Photo by Tim Matsui

Photo by Tim Matsui

There was one girl, recently, whose story hit me little harder. She was giving a guy oral sex when they walked up to the car. She was 19 and high on heroin. Although she’s a pimp-less ‘renegade,’ she was turned out by a pimp at 13. She picked up the heroin along the way. She now bounces from motel to motel, selling herself to pay for the rooms and her habit, everything she owns fitting into a pink school bag.

They took the guy to jail and they took her to the Genesis Project. The aftercare center is only funded enough to function part-time. They turned on the heat, the lights. Seinfeld was on the TV. Two on-call volunteers came in. She was hungry and chose a frozen chimichanga from the well-stocked kitchen, using the plastic fork and knife like an 8 year-old. They gave her a long, terry cloth robe.

“I’ve never worn a robe,” she said, a little incredulous, her voice dulled by the heroin.

“Well do me a favor and keep that one,” Brian, one of the detectives and co-founders said. “And then when you leave here, I want you to take a big old bag of clothes.”

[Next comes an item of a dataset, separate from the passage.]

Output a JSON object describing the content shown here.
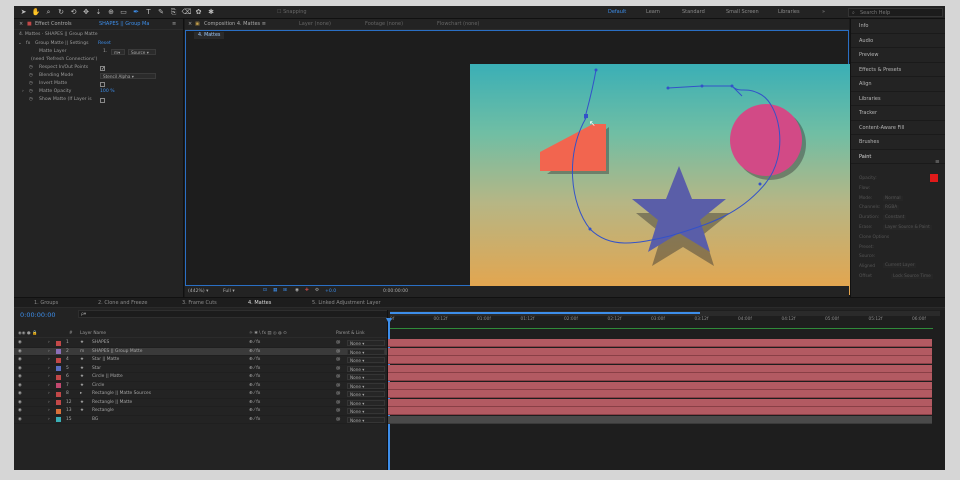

She clasped her hands in from of her face, as if to pray, and started to cry.

“It’s ok,” he said. “This is why this is here, because we care about you.”

“I want you to feel at home here,” he continued. “I want you to feel like you can come here any time you want, go in the fridge and grab yourself something to eat, because this is yours….your family just increased by about 120 people.”

“We do this because we care about you guys.”

“Why?” she asked. “I don’t even care about myself.”

Before leaving, I knelt beside the couch. I reintroduced myself, reiterating that I was documenting the cops and the center. I reassured her she wouldn’t be identifiable, but gave her the option, if she wanted to speak with me later. She offered to sign something then, but it was too soon, and she was still high.

She’d come in wearing a short tube dress. To warm up, they’d given her a long sleeve t-shirt and pajama bottoms to go with her robe. She lay on the couch, wrapped in a blanket, eating peanut M&M’s, and watching Family Guy.

She turned back to me.

“Do I look normal?” she asked.

I nodded.